WHAT IS NEEDED → Only the lines of the data holding the string "Team" need to be returned.

DATA FOR THIS EXERCISE →
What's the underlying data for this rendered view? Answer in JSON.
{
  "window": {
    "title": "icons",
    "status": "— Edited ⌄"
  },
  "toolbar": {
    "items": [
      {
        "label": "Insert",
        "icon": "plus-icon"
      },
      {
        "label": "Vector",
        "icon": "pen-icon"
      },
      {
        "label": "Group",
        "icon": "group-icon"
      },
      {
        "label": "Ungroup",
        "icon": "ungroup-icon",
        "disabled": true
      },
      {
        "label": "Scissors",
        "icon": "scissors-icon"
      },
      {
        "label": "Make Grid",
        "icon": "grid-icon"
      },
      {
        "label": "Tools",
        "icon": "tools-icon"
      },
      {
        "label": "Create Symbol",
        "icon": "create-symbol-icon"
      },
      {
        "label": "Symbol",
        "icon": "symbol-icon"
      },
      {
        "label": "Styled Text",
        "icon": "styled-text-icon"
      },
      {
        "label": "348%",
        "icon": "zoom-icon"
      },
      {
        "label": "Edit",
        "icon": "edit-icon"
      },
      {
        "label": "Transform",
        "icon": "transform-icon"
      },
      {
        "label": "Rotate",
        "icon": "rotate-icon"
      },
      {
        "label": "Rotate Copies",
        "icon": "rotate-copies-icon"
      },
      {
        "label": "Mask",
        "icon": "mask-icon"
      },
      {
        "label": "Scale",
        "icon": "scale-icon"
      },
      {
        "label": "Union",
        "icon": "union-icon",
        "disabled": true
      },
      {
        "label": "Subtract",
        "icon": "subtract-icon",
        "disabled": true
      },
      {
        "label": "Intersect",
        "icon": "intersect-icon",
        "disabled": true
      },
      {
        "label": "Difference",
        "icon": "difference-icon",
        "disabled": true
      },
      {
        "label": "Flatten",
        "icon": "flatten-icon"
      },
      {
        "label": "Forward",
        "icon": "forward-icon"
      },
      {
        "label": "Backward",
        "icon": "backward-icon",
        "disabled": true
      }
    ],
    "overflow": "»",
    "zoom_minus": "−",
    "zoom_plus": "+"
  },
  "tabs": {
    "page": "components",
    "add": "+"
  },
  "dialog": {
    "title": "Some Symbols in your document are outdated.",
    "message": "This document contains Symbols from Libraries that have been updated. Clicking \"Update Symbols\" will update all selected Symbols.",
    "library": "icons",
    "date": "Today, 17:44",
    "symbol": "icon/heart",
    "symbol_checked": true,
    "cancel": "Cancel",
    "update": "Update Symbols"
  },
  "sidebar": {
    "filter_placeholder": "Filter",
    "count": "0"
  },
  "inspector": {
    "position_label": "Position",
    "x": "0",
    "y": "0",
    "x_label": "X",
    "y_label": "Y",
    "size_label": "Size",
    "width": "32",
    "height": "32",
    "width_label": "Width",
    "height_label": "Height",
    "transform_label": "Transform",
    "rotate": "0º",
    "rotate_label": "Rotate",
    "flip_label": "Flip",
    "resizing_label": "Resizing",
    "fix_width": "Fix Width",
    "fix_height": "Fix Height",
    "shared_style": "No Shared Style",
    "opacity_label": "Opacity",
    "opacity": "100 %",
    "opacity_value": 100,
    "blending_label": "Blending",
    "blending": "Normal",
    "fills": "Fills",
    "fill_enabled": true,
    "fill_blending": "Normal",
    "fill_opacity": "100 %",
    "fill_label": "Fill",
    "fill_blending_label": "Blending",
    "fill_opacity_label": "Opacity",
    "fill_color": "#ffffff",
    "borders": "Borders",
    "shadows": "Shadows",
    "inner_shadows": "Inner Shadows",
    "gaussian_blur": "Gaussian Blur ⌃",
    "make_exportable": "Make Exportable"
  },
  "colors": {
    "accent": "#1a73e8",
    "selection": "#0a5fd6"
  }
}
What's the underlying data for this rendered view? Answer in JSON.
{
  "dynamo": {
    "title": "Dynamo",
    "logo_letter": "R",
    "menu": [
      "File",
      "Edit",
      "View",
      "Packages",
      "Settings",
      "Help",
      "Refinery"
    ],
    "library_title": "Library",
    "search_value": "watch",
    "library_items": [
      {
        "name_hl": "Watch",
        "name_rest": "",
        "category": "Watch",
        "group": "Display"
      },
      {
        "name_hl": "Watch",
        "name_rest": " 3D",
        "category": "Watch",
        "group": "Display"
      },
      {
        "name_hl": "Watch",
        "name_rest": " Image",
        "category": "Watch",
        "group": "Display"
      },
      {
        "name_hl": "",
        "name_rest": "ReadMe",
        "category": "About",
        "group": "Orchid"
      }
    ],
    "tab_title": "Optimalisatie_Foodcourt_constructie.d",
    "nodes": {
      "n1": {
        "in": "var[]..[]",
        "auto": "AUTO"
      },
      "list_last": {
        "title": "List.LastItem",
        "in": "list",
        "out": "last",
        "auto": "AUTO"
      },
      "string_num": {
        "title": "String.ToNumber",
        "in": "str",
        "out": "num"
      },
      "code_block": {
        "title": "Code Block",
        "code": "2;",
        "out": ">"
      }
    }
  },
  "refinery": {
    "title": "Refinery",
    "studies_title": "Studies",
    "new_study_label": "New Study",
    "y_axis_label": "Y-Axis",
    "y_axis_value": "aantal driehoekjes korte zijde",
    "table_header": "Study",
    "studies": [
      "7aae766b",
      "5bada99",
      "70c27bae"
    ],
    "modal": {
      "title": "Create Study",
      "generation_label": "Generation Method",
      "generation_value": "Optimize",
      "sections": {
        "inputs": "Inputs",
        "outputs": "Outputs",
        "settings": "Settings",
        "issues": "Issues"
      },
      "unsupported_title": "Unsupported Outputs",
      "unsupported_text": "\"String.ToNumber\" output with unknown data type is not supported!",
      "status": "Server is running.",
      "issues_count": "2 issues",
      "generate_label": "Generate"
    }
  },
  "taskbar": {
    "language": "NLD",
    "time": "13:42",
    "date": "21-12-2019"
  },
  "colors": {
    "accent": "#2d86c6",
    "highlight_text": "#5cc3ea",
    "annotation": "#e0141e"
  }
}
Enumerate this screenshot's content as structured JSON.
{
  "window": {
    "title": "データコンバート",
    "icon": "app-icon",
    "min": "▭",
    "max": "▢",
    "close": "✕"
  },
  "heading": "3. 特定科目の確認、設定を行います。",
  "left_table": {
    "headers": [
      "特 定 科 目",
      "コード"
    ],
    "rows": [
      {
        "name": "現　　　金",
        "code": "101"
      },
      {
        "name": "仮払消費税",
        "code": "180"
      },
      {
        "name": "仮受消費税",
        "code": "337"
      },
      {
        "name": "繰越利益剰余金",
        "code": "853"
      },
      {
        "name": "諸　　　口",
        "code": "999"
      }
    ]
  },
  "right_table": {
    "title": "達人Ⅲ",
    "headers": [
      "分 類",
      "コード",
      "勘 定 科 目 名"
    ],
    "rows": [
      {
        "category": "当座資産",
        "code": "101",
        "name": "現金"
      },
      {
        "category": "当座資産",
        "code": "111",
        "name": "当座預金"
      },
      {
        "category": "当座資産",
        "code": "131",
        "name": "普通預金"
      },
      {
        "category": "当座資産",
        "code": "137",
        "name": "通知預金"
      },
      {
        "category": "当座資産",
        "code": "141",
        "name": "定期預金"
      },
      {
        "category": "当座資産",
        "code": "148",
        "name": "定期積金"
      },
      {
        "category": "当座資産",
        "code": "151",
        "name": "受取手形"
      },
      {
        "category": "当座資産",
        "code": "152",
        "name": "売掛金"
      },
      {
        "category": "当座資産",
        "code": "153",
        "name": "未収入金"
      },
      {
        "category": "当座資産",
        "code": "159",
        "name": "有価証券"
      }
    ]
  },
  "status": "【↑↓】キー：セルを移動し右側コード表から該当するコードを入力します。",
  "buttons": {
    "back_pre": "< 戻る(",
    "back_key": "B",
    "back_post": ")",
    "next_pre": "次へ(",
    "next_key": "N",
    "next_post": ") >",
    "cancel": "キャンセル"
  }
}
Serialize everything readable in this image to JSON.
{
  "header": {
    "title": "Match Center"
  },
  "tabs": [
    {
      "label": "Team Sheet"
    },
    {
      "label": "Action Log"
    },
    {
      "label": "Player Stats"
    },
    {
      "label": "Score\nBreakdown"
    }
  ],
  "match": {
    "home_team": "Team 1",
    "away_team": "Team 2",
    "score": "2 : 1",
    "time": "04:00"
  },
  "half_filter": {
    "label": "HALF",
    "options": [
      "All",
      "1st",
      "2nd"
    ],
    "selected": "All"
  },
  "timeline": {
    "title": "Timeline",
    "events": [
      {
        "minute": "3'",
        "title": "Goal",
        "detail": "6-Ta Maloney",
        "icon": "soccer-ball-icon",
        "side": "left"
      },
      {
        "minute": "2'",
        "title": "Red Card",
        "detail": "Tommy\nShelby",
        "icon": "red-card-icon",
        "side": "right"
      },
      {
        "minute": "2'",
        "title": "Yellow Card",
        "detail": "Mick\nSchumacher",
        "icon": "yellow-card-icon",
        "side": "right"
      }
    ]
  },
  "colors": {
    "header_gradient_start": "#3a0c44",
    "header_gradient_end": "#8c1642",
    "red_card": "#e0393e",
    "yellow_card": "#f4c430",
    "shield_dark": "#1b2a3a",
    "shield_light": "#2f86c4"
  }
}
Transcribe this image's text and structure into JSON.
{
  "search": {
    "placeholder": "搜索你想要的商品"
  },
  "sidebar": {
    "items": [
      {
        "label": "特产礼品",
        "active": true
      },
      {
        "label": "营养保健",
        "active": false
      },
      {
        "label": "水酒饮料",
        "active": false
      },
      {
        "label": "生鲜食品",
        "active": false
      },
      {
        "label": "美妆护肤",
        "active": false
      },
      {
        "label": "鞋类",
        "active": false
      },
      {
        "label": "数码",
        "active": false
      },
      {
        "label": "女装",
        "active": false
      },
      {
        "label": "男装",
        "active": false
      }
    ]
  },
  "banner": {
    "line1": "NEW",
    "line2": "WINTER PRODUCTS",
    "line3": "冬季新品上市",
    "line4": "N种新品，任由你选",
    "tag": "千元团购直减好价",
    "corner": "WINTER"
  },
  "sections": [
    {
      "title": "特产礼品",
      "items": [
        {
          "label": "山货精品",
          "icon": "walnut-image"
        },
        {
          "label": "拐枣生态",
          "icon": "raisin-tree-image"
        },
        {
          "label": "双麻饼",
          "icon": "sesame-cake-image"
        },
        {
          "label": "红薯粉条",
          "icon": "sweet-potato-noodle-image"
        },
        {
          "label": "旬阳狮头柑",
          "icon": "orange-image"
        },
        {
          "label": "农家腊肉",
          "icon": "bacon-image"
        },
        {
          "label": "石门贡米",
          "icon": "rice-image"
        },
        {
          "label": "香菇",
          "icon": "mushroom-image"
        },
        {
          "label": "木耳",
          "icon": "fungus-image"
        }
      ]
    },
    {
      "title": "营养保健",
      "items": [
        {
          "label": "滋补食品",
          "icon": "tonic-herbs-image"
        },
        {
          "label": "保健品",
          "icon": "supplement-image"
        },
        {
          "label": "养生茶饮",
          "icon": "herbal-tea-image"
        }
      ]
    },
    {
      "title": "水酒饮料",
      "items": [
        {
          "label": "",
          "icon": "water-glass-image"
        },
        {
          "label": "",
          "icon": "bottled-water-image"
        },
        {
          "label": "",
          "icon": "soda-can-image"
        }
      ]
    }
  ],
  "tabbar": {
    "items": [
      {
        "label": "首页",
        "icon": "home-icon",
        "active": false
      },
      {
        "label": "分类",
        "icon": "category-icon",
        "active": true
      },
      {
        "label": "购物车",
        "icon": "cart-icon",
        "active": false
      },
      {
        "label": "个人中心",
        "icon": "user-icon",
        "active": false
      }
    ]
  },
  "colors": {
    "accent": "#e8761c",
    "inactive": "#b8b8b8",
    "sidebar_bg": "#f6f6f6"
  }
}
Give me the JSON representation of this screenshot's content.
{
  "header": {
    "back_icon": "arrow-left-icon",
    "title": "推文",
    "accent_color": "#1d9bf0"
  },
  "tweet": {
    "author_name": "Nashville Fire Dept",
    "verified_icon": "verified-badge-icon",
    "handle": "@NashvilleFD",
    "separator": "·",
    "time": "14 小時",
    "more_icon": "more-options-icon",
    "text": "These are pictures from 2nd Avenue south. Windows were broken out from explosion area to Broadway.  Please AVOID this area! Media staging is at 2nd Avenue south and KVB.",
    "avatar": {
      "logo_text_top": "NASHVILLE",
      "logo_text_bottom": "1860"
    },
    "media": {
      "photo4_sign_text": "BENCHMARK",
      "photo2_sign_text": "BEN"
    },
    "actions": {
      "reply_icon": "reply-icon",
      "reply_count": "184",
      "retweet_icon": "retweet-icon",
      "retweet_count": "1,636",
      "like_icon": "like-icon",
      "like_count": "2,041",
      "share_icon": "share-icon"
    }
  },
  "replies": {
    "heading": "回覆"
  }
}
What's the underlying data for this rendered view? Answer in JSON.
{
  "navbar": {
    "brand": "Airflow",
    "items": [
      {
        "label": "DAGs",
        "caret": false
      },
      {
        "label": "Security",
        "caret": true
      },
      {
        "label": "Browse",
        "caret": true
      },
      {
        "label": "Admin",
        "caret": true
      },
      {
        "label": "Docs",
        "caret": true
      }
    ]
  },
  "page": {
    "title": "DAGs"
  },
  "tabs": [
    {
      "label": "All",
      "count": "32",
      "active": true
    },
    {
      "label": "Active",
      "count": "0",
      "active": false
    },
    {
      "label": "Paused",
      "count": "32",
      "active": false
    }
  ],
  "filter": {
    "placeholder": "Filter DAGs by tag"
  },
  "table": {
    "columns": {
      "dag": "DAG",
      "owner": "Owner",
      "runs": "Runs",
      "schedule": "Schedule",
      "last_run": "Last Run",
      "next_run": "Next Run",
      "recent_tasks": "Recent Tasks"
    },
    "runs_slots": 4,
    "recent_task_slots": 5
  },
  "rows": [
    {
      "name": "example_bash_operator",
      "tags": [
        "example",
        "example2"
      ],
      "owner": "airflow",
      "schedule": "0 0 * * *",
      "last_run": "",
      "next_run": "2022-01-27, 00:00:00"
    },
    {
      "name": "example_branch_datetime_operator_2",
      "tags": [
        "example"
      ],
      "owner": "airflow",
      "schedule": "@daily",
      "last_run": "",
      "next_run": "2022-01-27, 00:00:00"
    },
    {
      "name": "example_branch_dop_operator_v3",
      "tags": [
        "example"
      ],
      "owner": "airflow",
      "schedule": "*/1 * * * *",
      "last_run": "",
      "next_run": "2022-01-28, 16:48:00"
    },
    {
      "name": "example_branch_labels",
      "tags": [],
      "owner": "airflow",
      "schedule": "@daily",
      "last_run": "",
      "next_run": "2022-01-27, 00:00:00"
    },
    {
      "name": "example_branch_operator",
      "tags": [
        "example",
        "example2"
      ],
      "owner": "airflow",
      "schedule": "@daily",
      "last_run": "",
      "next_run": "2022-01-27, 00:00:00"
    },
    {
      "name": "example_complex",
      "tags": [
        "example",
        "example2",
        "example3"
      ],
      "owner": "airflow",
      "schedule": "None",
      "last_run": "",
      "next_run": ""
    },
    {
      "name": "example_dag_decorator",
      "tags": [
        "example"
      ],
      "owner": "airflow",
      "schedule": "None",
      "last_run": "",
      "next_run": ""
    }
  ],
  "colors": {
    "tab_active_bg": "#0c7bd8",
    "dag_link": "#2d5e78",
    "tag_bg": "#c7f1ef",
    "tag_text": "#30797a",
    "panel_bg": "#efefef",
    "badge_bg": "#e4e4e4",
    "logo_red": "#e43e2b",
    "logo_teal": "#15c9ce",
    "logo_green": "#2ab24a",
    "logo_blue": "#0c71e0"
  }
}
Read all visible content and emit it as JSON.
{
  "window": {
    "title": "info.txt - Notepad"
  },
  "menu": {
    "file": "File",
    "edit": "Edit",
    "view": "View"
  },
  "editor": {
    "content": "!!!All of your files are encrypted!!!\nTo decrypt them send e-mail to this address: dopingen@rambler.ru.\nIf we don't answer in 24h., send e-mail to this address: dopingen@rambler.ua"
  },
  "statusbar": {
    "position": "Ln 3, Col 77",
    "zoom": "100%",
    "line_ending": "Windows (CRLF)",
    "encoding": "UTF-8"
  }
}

FINAL ANSWER →
      "label": "Team Sheet"
    "home_team": "Team 1",
    "away_team": "Team 2",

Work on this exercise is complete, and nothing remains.